((

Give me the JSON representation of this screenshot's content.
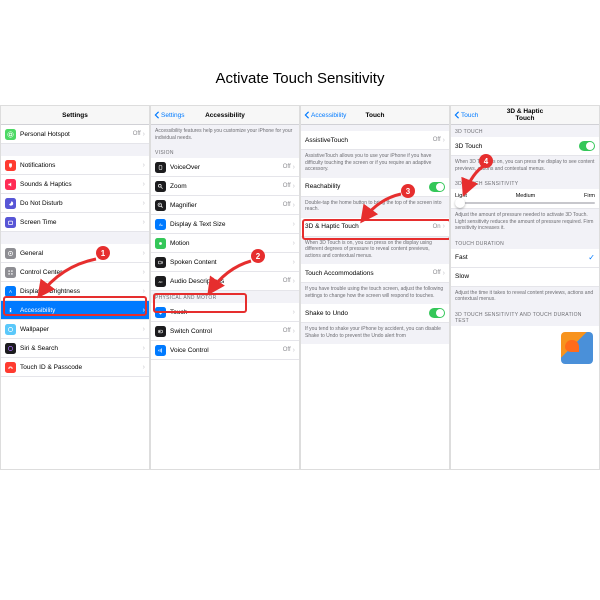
{
  "title": "Activate Touch Sensitivity",
  "steps": [
    "1",
    "2",
    "3",
    "4"
  ],
  "p1": {
    "header": "Settings",
    "items": [
      {
        "label": "Personal Hotspot",
        "val": "Off"
      },
      {
        "label": "Notifications"
      },
      {
        "label": "Sounds & Haptics"
      },
      {
        "label": "Do Not Disturb"
      },
      {
        "label": "Screen Time"
      },
      {
        "label": "General"
      },
      {
        "label": "Control Center"
      },
      {
        "label": "Display & Brightness"
      },
      {
        "label": "Accessibility",
        "highlight": true
      },
      {
        "label": "Wallpaper"
      },
      {
        "label": "Siri & Search"
      },
      {
        "label": "Touch ID & Passcode"
      }
    ]
  },
  "p2": {
    "back": "Settings",
    "title": "Accessibility",
    "desc": "Accessibility features help you customize your iPhone for your individual needs.",
    "sec1": "VISION",
    "vision": [
      {
        "label": "VoiceOver",
        "val": "Off"
      },
      {
        "label": "Zoom",
        "val": "Off"
      },
      {
        "label": "Magnifier",
        "val": "Off"
      },
      {
        "label": "Display & Text Size"
      },
      {
        "label": "Motion"
      },
      {
        "label": "Spoken Content"
      },
      {
        "label": "Audio Descriptions",
        "val": "Off"
      }
    ],
    "sec2": "PHYSICAL AND MOTOR",
    "motor": [
      {
        "label": "Touch",
        "highlight": true
      },
      {
        "label": "Switch Control",
        "val": "Off"
      },
      {
        "label": "Voice Control",
        "val": "Off"
      }
    ]
  },
  "p3": {
    "back": "Accessibility",
    "title": "Touch",
    "assistive": {
      "label": "AssistiveTouch",
      "val": "Off"
    },
    "assistive_desc": "AssistiveTouch allows you to use your iPhone if you have difficulty touching the screen or if you require an adaptive accessory.",
    "reach": {
      "label": "Reachability"
    },
    "reach_desc": "Double-tap the home button to bring the top of the screen into reach.",
    "haptic": {
      "label": "3D & Haptic Touch",
      "val": "On",
      "highlight": true
    },
    "haptic_desc": "When 3D Touch is on, you can press on the display using different degrees of pressure to reveal content previews, actions and contextual menus.",
    "accom": {
      "label": "Touch Accommodations",
      "val": "Off"
    },
    "accom_desc": "If you have trouble using the touch screen, adjust the following settings to change how the screen will respond to touches.",
    "shake": {
      "label": "Shake to Undo"
    },
    "shake_desc": "If you tend to shake your iPhone by accident, you can disable Shake to Undo to prevent the Undo alert from"
  },
  "p4": {
    "back": "Touch",
    "title": "3D & Haptic Touch",
    "sec1": "3D TOUCH",
    "toggle": {
      "label": "3D Touch"
    },
    "toggle_desc": "When 3D Touch is on, you can press the display to see content previews, actions and contextual menus.",
    "sec2": "3D TOUCH SENSITIVITY",
    "slider": {
      "light": "Light",
      "medium": "Medium",
      "firm": "Firm"
    },
    "slider_desc": "Adjust the amount of pressure needed to activate 3D Touch. Light sensitivity reduces the amount of pressure required. Firm sensitivity increases it.",
    "sec3": "TOUCH DURATION",
    "fast": "Fast",
    "slow": "Slow",
    "dur_desc": "Adjust the time it takes to reveal content previews, actions and contextual menus.",
    "sec4": "3D TOUCH SENSITIVITY AND TOUCH DURATION TEST"
  }
}
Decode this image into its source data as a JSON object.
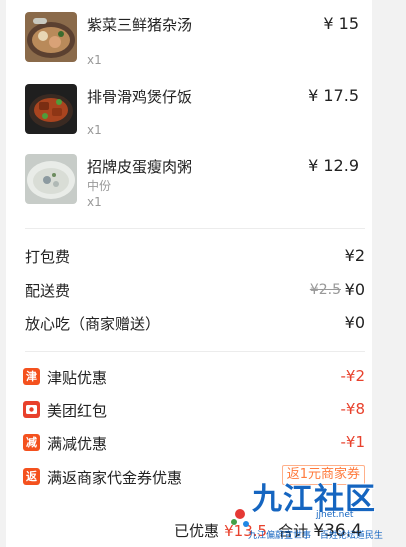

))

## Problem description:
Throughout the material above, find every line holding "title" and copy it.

## Written reply:
  "title": "Activate Touch Sensitivity",
    "title": "Accessibility",
    "title": "Touch",
    "title": "3D & Haptic Touch",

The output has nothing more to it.